Akinleye, Emmanuel Adetuase
Emmanuel Adetuase Akinleye was born on August 9, 1934 into the family of David and Bolatia Akinleye, in Igede-Ekiti. Although some of their children died in infancy, the family had three surviving children: the first was a girl, the second was Emmanuel, and the third was named Moses. The name given to Adetuase had a connotation, meaning: “he has come back to behave,” which had to do with the Yoruba belief in reincarnation. The difficult experience of losing children in infancy occasioned the name, and with it, the hope that they would not lose him. As a child, Adetuase used to gather cans and use them as musical instruments. His parents recognized that he was a special child, and they treated him with respect.
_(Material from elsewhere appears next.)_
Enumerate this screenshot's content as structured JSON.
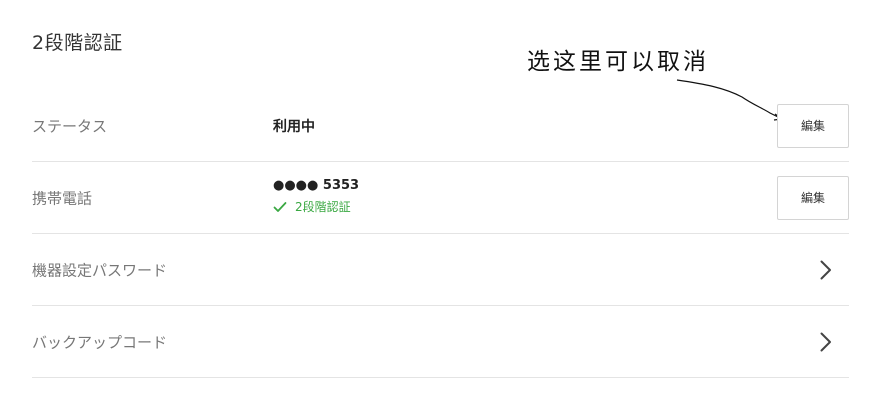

As a teenager, he decided to enroll at the Bible school in his home town, lgede-Ekiti, and his parents consented. He graduated in 1951, and proceeded to the Baptist Boys High School in Oyo, graduating from there in 1957. His quest for knowledge and effective service to God and man spurred him to seek admission to the Nigerian Baptist Theological Seminary (NBTS), where he believed he would become thoroughly equipped for God’s work. He enrolled in 1958 and graduated in 1961 with a Bachelor’s degree in theology. His insatiable thirst for knowledge caused him to acquire many other degrees, especially in music. He probably came to realize that he needed to develop his natural gift in that area and use it for the propagation of the gospel of Christ. He studied musical arts and was working on his doctoral degree when his studies were interrupted by a disease which eventually claimed his life, in 1994.
Akinleye died unexpectedly in 1994, leaving no wife or children. He had never married because of a disappointment he had experienced during courtship. Nevertheless, he made a great contribution to his immediate community, the NBTS, as a role model to his students at the seminary, where he taught from 1965 to 1994, a period of almost three decades. He was a dedicated and disciplined servant of God, a missions-minded person who encouraged good singing and used music profusely in evangelization. He moved from one church to another, teaching people how to conduct hymns. He was known to be a straightforward person and a man of integrity. Although he was not married, he had no illicit relations with women, and there was no stain of immorality on him, nor on the gospel of Christ. He served selflessly in seven different churches where he motivated the members to do evangelism. He sponsored student pastors in the seminary and took care of other people’s children, even though he had none himself.
Akinleye was an administrator par excellence, and rendered meritorious service as the director of student affairs during his days as a student at the NBTS. As a mark of honor, one of the hostels at the seminary was named after him. He was the first African to teach music at the Nigerian Baptist Theological Seminary in Ogbomoso, and was instrumental in the establishment of a music department at the seminary. At his death, some of his personal property was willed to the music department there.
Akinleye was a pioneer in church music, and he played guitar, trumpet, and African drums. He taught various courses, including: African Traditional Religion, Evangelism, Music Fundamentals, Biblical Archaeology, Christian Worship, and Hymnody. Someone in the first group of music students described him as a classical guitarist, while a theology student said he was a role model who taught with practical examples. He was a courageous soldier of Christ who spoke his mind even in the face of opposition and criticism.
His service was not limited to his immediate environment, and it had a wide impact. He served the Nigeria Baptist Convention in various capacities: as music consultant, and as chairman of the Yoruba Hymnal Revision Committee, and of the English Hymnal Publication Committee. Although he quickly faded from view, he will be remembered for his immeasurable contributions to the Nigeria Baptist Convention, especially in the area of music. He died in 1994 at the age of sixty.
Marian Ade Ishola
Olufunke Adedoyun, interview by author, October 27, 2009, NBTS.
S.O. Auda, interview by author, October 26, 2009, NBTS.
G.O. Bamigboye, interview by author, October 26, 2009, NBTS.
Funeral Program of Rev. E. A. Akinleye, held at First Baptist Church Igede-Ekiti, on April 29, 1994.
F. A. B. Koroma, interview by author, October 26, 2009, NBTS.
Tayo Oladeji, interview by author, October 27, 2009, NBTS.
This story, submitted in 2010, was written by Marian Ade Ishola, a student at Nigerian Baptist Theological Seminary, Ogbomoso under the supervision of Dr. M. L. Ogunewu and submitted by Dr. Deji Ayegboyin, DACB liaison coordinator.